Start of RAW DATA

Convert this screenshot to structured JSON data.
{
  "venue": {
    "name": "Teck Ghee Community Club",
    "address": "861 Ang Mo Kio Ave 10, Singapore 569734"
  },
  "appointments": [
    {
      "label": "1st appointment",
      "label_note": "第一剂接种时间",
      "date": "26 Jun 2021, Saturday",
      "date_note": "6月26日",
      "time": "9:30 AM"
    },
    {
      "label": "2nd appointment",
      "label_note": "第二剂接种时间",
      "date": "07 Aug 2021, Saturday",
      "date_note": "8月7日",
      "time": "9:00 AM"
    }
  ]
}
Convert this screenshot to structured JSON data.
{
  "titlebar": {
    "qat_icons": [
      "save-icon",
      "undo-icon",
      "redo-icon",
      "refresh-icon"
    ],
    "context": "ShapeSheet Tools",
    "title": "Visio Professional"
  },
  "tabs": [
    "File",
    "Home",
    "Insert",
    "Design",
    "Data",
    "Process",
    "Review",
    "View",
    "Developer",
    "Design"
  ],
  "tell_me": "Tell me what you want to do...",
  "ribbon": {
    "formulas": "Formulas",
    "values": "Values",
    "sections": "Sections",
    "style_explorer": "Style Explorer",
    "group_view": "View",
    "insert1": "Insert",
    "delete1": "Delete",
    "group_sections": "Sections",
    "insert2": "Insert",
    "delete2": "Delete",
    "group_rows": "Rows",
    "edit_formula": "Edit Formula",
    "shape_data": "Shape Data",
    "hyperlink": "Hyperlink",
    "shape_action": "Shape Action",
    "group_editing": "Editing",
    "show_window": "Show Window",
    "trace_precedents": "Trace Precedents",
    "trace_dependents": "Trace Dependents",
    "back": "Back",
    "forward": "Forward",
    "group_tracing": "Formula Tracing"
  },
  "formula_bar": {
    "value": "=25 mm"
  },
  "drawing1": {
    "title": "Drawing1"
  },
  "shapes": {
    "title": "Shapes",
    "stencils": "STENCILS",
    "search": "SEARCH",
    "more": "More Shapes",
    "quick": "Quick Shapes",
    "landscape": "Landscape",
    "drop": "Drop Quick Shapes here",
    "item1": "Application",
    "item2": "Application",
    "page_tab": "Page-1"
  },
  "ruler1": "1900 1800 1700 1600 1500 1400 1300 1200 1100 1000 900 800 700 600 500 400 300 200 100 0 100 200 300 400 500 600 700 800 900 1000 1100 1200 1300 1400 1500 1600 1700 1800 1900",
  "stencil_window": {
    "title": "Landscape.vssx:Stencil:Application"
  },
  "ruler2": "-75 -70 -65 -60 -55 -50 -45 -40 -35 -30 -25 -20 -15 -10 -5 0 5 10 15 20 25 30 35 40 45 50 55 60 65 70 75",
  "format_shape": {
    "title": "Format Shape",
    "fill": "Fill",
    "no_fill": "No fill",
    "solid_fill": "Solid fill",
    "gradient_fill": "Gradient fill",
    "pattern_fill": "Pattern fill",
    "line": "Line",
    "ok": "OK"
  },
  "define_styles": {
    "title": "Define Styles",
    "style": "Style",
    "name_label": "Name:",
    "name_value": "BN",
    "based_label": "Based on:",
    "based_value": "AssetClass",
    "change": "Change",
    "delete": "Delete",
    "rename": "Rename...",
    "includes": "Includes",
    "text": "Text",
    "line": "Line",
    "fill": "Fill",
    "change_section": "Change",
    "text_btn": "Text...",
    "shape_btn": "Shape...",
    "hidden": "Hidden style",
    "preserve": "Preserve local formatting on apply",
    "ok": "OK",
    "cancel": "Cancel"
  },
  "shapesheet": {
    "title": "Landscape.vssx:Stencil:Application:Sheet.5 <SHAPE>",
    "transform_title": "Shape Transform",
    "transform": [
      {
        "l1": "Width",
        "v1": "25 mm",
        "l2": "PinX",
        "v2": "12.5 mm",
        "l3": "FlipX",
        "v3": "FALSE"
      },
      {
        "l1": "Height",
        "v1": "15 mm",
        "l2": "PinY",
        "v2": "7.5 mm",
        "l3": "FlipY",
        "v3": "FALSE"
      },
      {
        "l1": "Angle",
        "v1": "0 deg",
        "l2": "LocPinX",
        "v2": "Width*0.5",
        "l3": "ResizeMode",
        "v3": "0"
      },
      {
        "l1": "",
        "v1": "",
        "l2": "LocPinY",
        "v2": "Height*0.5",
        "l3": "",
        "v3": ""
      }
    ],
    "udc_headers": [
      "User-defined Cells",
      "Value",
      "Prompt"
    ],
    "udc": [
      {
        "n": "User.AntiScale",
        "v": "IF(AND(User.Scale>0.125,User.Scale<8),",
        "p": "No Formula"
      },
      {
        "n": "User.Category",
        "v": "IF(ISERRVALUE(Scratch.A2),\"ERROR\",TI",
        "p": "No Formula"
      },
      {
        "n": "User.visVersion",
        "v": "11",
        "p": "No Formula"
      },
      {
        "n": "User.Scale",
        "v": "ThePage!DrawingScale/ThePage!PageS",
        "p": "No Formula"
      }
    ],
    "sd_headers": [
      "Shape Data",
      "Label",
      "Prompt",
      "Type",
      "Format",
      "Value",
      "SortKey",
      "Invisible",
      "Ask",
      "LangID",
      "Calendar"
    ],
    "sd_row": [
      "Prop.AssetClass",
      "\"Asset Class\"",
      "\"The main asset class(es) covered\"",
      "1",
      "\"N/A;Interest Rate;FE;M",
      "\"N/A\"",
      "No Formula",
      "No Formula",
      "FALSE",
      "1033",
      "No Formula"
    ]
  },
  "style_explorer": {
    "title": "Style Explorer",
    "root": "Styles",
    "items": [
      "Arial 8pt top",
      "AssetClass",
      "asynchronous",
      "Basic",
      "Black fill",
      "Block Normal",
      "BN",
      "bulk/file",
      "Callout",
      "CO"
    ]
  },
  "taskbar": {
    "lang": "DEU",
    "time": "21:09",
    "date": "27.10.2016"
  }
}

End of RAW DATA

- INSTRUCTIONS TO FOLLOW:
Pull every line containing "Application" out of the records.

- SOLUTION TO THE EXERCISE:
    "item1": "Application",
    "item2": "Application",
    "title": "Landscape.vssx:Stencil:Application"
    "title": "Landscape.vssx:Stencil:Application:Sheet.5 <SHAPE>",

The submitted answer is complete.